Input material:
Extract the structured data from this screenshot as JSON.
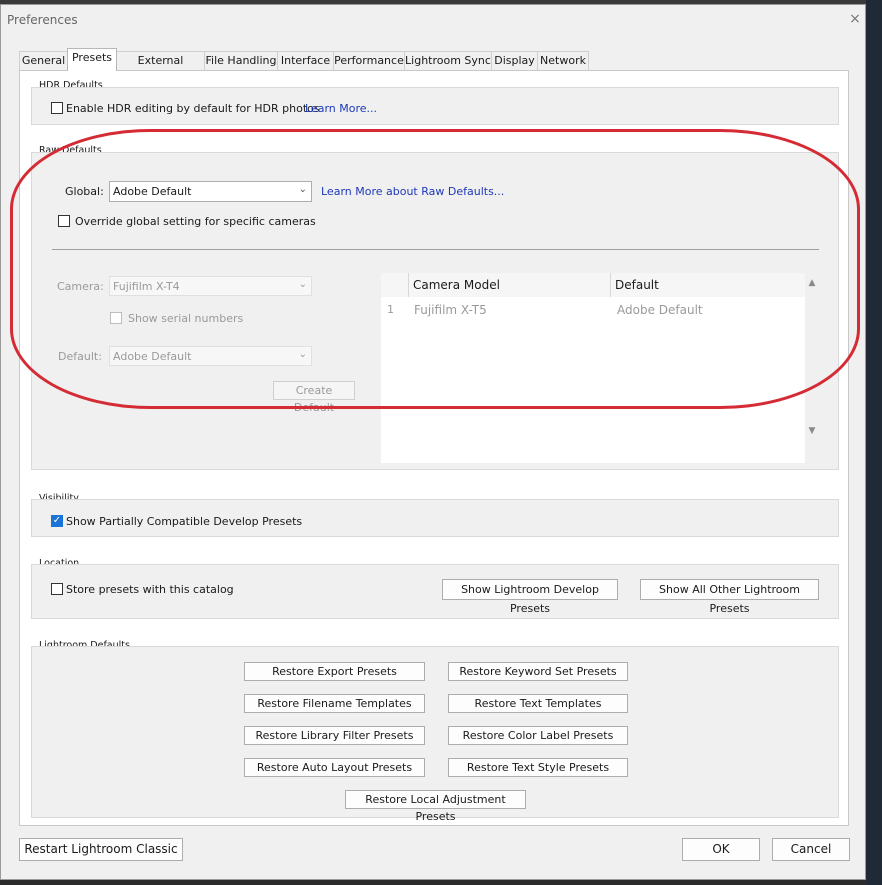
{
  "window": {
    "title": "Preferences",
    "close_label": "×"
  },
  "tabs": [
    {
      "label": "General"
    },
    {
      "label": "Presets"
    },
    {
      "label": "External Editing"
    },
    {
      "label": "File Handling"
    },
    {
      "label": "Interface"
    },
    {
      "label": "Performance"
    },
    {
      "label": "Lightroom Sync"
    },
    {
      "label": "Display"
    },
    {
      "label": "Network"
    }
  ],
  "hdr": {
    "group_label": "HDR Defaults",
    "checkbox_label": "Enable HDR editing by default for HDR photos",
    "checked": false,
    "learn_more": "Learn More..."
  },
  "raw": {
    "group_label": "Raw Defaults",
    "global_label": "Global:",
    "global_value": "Adobe Default",
    "learn_more": "Learn More about Raw Defaults...",
    "override_label": "Override global setting for specific cameras",
    "override_checked": false,
    "camera_label": "Camera:",
    "camera_value": "Fujifilm X-T4",
    "serial_label": "Show serial numbers",
    "default_label": "Default:",
    "default_value": "Adobe Default",
    "create_default": "Create Default",
    "table": {
      "headers": [
        "",
        "Camera Model",
        "Default"
      ],
      "rows": [
        {
          "index": "1",
          "model": "Fujifilm X-T5",
          "default": "Adobe Default"
        }
      ]
    },
    "scroll_up": "▲",
    "scroll_down": "▼"
  },
  "visibility": {
    "group_label": "Visibility",
    "checkbox_label": "Show Partially Compatible Develop Presets",
    "checked": true,
    "check_mark": "✓"
  },
  "location": {
    "group_label": "Location",
    "checkbox_label": "Store presets with this catalog",
    "checked": false,
    "show_develop": "Show Lightroom Develop Presets",
    "show_other": "Show All Other Lightroom Presets"
  },
  "lr_defaults": {
    "group_label": "Lightroom Defaults",
    "buttons": [
      "Restore Export Presets",
      "Restore Keyword Set Presets",
      "Restore Filename Templates",
      "Restore Text Templates",
      "Restore Library Filter Presets",
      "Restore Color Label Presets",
      "Restore Auto Layout Presets",
      "Restore Text Style Presets",
      "Restore Local Adjustment Presets"
    ]
  },
  "footer": {
    "restart": "Restart Lightroom Classic",
    "ok": "OK",
    "cancel": "Cancel"
  },
  "colors": {
    "annotation_circle": "#d42b34",
    "link": "#1d39b8",
    "checkbox_checked": "#1a73d6"
  }
}
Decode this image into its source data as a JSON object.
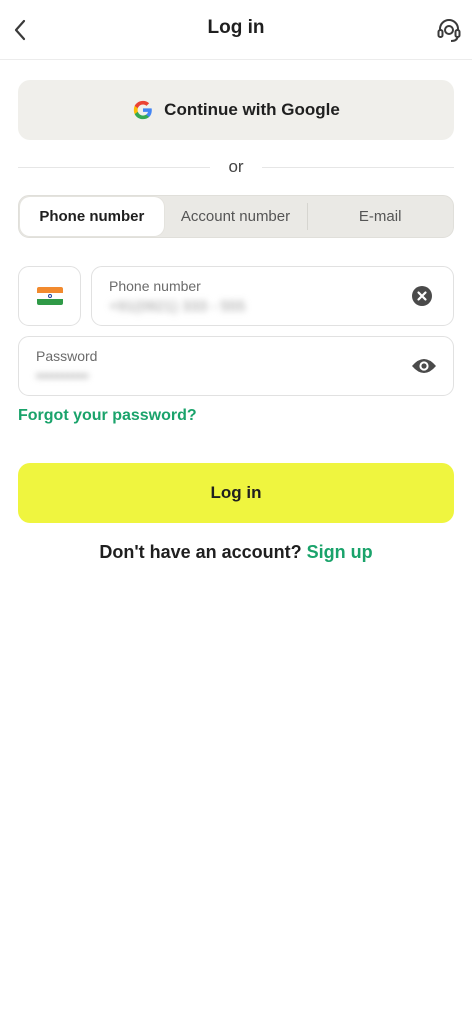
{
  "header": {
    "title": "Log in",
    "back_icon": "chevron-left-icon",
    "support_icon": "headset-support-icon"
  },
  "google": {
    "label": "Continue with Google",
    "icon": "google-logo-icon"
  },
  "divider": {
    "text": "or"
  },
  "tabs": [
    {
      "label": "Phone number",
      "active": true
    },
    {
      "label": "Account number",
      "active": false
    },
    {
      "label": "E-mail",
      "active": false
    }
  ],
  "phone": {
    "country_flag": "india-flag-icon",
    "label": "Phone number",
    "value": "+91(0921) 333 - 555",
    "clear_icon": "clear-circle-icon"
  },
  "password": {
    "label": "Password",
    "value": "••••••••••",
    "toggle_icon": "eye-icon"
  },
  "forgot_label": "Forgot your password?",
  "login_label": "Log in",
  "signup": {
    "prompt": "Don't have an account?",
    "link": "Sign up"
  },
  "colors": {
    "accent_green": "#1aa36b",
    "login_yellow": "#eff53f",
    "google_bg": "#f0efeb"
  }
}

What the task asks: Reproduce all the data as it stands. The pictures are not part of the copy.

Answer to the problem:
Extract the structured data from this screenshot as JSON.
{
  "window": {
    "title": "Preferences",
    "close_label": "×"
  },
  "tabs": [
    {
      "label": "General"
    },
    {
      "label": "Presets"
    },
    {
      "label": "External Editing"
    },
    {
      "label": "File Handling"
    },
    {
      "label": "Interface"
    },
    {
      "label": "Performance"
    },
    {
      "label": "Lightroom Sync"
    },
    {
      "label": "Display"
    },
    {
      "label": "Network"
    }
  ],
  "hdr": {
    "group_label": "HDR Defaults",
    "checkbox_label": "Enable HDR editing by default for HDR photos",
    "checked": false,
    "learn_more": "Learn More..."
  },
  "raw": {
    "group_label": "Raw Defaults",
    "global_label": "Global:",
    "global_value": "Adobe Default",
    "learn_more": "Learn More about Raw Defaults...",
    "override_label": "Override global setting for specific cameras",
    "override_checked": false,
    "camera_label": "Camera:",
    "camera_value": "Fujifilm X-T4",
    "serial_label": "Show serial numbers",
    "default_label": "Default:",
    "default_value": "Adobe Default",
    "create_default": "Create Default",
    "table": {
      "headers": [
        "",
        "Camera Model",
        "Default"
      ],
      "rows": [
        {
          "index": "1",
          "model": "Fujifilm X-T5",
          "default": "Adobe Default"
        }
      ]
    },
    "scroll_up": "▲",
    "scroll_down": "▼"
  },
  "visibility": {
    "group_label": "Visibility",
    "checkbox_label": "Show Partially Compatible Develop Presets",
    "checked": true,
    "check_mark": "✓"
  },
  "location": {
    "group_label": "Location",
    "checkbox_label": "Store presets with this catalog",
    "checked": false,
    "show_develop": "Show Lightroom Develop Presets",
    "show_other": "Show All Other Lightroom Presets"
  },
  "lr_defaults": {
    "group_label": "Lightroom Defaults",
    "buttons": [
      "Restore Export Presets",
      "Restore Keyword Set Presets",
      "Restore Filename Templates",
      "Restore Text Templates",
      "Restore Library Filter Presets",
      "Restore Color Label Presets",
      "Restore Auto Layout Presets",
      "Restore Text Style Presets",
      "Restore Local Adjustment Presets"
    ]
  },
  "footer": {
    "restart": "Restart Lightroom Classic",
    "ok": "OK",
    "cancel": "Cancel"
  },
  "colors": {
    "annotation_circle": "#d42b34",
    "link": "#1d39b8",
    "checkbox_checked": "#1a73d6"
  }
}
Decode this image into its source data as a JSON object.
{
  "header": {
    "title": "Log in",
    "back_icon": "chevron-left-icon",
    "support_icon": "headset-support-icon"
  },
  "google": {
    "label": "Continue with Google",
    "icon": "google-logo-icon"
  },
  "divider": {
    "text": "or"
  },
  "tabs": [
    {
      "label": "Phone number",
      "active": true
    },
    {
      "label": "Account number",
      "active": false
    },
    {
      "label": "E-mail",
      "active": false
    }
  ],
  "phone": {
    "country_flag": "india-flag-icon",
    "label": "Phone number",
    "value": "+91(0921) 333 - 555",
    "clear_icon": "clear-circle-icon"
  },
  "password": {
    "label": "Password",
    "value": "••••••••••",
    "toggle_icon": "eye-icon"
  },
  "forgot_label": "Forgot your password?",
  "login_label": "Log in",
  "signup": {
    "prompt": "Don't have an account?",
    "link": "Sign up"
  },
  "colors": {
    "accent_green": "#1aa36b",
    "login_yellow": "#eff53f",
    "google_bg": "#f0efeb"
  }
}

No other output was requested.